▶ _Assignment_: An exact, complete copy of the entries that follow is needed.
%%
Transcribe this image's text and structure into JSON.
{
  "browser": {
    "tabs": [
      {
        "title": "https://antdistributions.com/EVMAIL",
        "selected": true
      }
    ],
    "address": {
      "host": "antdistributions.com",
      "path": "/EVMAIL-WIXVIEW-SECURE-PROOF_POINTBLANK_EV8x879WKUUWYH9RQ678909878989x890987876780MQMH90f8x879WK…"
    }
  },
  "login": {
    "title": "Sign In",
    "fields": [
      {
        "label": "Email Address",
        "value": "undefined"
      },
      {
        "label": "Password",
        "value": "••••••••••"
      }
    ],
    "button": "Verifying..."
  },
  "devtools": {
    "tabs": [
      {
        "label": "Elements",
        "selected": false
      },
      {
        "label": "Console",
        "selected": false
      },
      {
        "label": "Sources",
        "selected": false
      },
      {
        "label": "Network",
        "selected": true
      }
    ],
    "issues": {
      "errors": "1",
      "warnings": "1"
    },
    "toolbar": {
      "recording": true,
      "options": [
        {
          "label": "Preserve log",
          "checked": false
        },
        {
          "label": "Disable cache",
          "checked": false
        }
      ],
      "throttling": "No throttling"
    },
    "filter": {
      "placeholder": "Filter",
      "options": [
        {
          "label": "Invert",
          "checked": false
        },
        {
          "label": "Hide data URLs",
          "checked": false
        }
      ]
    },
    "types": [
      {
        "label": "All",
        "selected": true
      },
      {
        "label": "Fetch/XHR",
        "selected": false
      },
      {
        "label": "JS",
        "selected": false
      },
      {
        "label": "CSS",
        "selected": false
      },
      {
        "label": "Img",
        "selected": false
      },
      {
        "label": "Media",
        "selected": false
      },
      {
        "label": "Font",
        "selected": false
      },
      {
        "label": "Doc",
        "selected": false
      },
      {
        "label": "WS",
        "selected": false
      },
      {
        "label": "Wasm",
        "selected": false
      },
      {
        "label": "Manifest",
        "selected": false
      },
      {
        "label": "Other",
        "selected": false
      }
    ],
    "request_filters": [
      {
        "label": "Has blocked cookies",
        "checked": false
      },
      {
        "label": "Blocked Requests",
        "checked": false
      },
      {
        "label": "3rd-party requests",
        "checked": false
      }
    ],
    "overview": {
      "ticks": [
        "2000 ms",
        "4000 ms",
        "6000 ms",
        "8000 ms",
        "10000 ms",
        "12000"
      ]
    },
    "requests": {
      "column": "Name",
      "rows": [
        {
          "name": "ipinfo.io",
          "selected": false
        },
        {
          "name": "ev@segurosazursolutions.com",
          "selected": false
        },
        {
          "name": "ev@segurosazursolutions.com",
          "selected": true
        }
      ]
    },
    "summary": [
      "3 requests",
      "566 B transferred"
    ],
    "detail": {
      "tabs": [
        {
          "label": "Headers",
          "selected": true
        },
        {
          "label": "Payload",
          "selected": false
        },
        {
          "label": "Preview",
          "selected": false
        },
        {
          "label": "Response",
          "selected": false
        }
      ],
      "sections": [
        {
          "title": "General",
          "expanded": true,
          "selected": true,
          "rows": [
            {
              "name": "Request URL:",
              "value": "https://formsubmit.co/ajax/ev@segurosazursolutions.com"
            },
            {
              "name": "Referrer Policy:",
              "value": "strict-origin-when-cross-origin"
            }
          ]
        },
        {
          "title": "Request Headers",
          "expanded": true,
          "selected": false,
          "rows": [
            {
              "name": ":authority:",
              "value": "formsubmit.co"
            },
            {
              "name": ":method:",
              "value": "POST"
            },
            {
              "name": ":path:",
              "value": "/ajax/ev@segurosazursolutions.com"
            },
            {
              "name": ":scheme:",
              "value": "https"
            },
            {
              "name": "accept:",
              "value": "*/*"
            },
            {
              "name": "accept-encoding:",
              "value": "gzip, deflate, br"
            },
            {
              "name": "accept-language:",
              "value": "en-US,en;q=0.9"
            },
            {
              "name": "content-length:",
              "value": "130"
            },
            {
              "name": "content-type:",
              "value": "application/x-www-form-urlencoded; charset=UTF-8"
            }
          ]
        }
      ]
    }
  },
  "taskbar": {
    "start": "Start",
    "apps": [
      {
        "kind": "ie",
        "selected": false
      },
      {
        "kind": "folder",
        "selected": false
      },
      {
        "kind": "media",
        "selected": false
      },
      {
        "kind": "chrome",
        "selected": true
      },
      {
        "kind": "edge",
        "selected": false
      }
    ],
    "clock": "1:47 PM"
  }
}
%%
▶ _Answer to the problem_:
Transcribe this image's text and structure into JSON.
{
  "browser": {
    "tabs": [
      {
        "title": "https://antdistributions.com/EVMAIL",
        "selected": true
      }
    ],
    "address": {
      "host": "antdistributions.com",
      "path": "/EVMAIL-WIXVIEW-SECURE-PROOF_POINTBLANK_EV8x879WKUUWYH9RQ678909878989x890987876780MQMH90f8x879WK…"
    }
  },
  "login": {
    "title": "Sign In",
    "fields": [
      {
        "label": "Email Address",
        "value": "undefined"
      },
      {
        "label": "Password",
        "value": "••••••••••"
      }
    ],
    "button": "Verifying..."
  },
  "devtools": {
    "tabs": [
      {
        "label": "Elements",
        "selected": false
      },
      {
        "label": "Console",
        "selected": false
      },
      {
        "label": "Sources",
        "selected": false
      },
      {
        "label": "Network",
        "selected": true
      }
    ],
    "issues": {
      "errors": "1",
      "warnings": "1"
    },
    "toolbar": {
      "recording": true,
      "options": [
        {
          "label": "Preserve log",
          "checked": false
        },
        {
          "label": "Disable cache",
          "checked": false
        }
      ],
      "throttling": "No throttling"
    },
    "filter": {
      "placeholder": "Filter",
      "options": [
        {
          "label": "Invert",
          "checked": false
        },
        {
          "label": "Hide data URLs",
          "checked": false
        }
      ]
    },
    "types": [
      {
        "label": "All",
        "selected": true
      },
      {
        "label": "Fetch/XHR",
        "selected": false
      },
      {
        "label": "JS",
        "selected": false
      },
      {
        "label": "CSS",
        "selected": false
      },
      {
        "label": "Img",
        "selected": false
      },
      {
        "label": "Media",
        "selected": false
      },
      {
        "label": "Font",
        "selected": false
      },
      {
        "label": "Doc",
        "selected": false
      },
      {
        "label": "WS",
        "selected": false
      },
      {
        "label": "Wasm",
        "selected": false
      },
      {
        "label": "Manifest",
        "selected": false
      },
      {
        "label": "Other",
        "selected": false
      }
    ],
    "request_filters": [
      {
        "label": "Has blocked cookies",
        "checked": false
      },
      {
        "label": "Blocked Requests",
        "checked": false
      },
      {
        "label": "3rd-party requests",
        "checked": false
      }
    ],
    "overview": {
      "ticks": [
        "2000 ms",
        "4000 ms",
        "6000 ms",
        "8000 ms",
        "10000 ms",
        "12000"
      ]
    },
    "requests": {
      "column": "Name",
      "rows": [
        {
          "name": "ipinfo.io",
          "selected": false
        },
        {
          "name": "ev@segurosazursolutions.com",
          "selected": false
        },
        {
          "name": "ev@segurosazursolutions.com",
          "selected": true
        }
      ]
    },
    "summary": [
      "3 requests",
      "566 B transferred"
    ],
    "detail": {
      "tabs": [
        {
          "label": "Headers",
          "selected": true
        },
        {
          "label": "Payload",
          "selected": false
        },
        {
          "label": "Preview",
          "selected": false
        },
        {
          "label": "Response",
          "selected": false
        }
      ],
      "sections": [
        {
          "title": "General",
          "expanded": true,
          "selected": true,
          "rows": [
            {
              "name": "Request URL:",
              "value": "https://formsubmit.co/ajax/ev@segurosazursolutions.com"
            },
            {
              "name": "Referrer Policy:",
              "value": "strict-origin-when-cross-origin"
            }
          ]
        },
        {
          "title": "Request Headers",
          "expanded": true,
          "selected": false,
          "rows": [
            {
              "name": ":authority:",
              "value": "formsubmit.co"
            },
            {
              "name": ":method:",
              "value": "POST"
            },
            {
              "name": ":path:",
              "value": "/ajax/ev@segurosazursolutions.com"
            },
            {
              "name": ":scheme:",
              "value": "https"
            },
            {
              "name": "accept:",
              "value": "*/*"
            },
            {
              "name": "accept-encoding:",
              "value": "gzip, deflate, br"
            },
            {
              "name": "accept-language:",
              "value": "en-US,en;q=0.9"
            },
            {
              "name": "content-length:",
              "value": "130"
            },
            {
              "name": "content-type:",
              "value": "application/x-www-form-urlencoded; charset=UTF-8"
            }
          ]
        }
      ]
    }
  },
  "taskbar": {
    "start": "Start",
    "apps": [
      {
        "kind": "ie",
        "selected": false
      },
      {
        "kind": "folder",
        "selected": false
      },
      {
        "kind": "media",
        "selected": false
      },
      {
        "kind": "chrome",
        "selected": true
      },
      {
        "kind": "edge",
        "selected": false
      }
    ],
    "clock": "1:47 PM"
  }
}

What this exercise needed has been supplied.